<<<<

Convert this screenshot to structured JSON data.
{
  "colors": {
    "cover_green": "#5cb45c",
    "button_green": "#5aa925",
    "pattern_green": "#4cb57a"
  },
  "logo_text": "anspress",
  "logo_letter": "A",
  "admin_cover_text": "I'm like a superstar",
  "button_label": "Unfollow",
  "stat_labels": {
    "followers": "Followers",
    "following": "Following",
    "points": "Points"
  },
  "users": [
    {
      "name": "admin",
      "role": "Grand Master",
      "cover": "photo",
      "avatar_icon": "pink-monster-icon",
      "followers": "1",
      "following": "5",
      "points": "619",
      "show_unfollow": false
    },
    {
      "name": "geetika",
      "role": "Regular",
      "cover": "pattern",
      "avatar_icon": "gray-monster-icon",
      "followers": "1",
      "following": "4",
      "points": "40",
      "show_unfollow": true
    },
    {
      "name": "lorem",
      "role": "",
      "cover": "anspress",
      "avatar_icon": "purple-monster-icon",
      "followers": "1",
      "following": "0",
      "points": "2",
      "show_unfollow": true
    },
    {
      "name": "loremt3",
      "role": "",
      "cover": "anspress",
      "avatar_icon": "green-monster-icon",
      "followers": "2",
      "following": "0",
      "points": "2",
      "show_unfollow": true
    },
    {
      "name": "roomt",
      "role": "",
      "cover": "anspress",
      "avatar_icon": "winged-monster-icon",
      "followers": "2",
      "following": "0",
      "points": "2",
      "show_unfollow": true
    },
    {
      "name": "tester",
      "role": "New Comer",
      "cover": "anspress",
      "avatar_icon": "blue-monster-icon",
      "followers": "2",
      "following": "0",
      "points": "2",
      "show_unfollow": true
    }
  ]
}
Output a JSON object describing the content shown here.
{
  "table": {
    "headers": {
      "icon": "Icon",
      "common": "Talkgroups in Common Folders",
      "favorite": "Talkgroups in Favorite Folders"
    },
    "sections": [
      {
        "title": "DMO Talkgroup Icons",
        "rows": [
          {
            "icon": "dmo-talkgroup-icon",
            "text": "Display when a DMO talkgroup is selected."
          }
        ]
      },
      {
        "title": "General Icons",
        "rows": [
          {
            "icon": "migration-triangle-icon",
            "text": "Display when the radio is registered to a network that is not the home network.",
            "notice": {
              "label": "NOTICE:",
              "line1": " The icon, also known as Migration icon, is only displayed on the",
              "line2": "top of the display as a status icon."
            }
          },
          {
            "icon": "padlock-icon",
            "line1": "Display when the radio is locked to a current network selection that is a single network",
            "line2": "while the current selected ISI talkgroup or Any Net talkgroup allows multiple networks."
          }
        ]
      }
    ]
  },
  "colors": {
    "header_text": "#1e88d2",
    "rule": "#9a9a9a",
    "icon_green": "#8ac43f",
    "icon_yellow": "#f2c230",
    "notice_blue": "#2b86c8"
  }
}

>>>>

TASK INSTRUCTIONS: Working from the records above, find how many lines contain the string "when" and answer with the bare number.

TASK SOLUTION: 3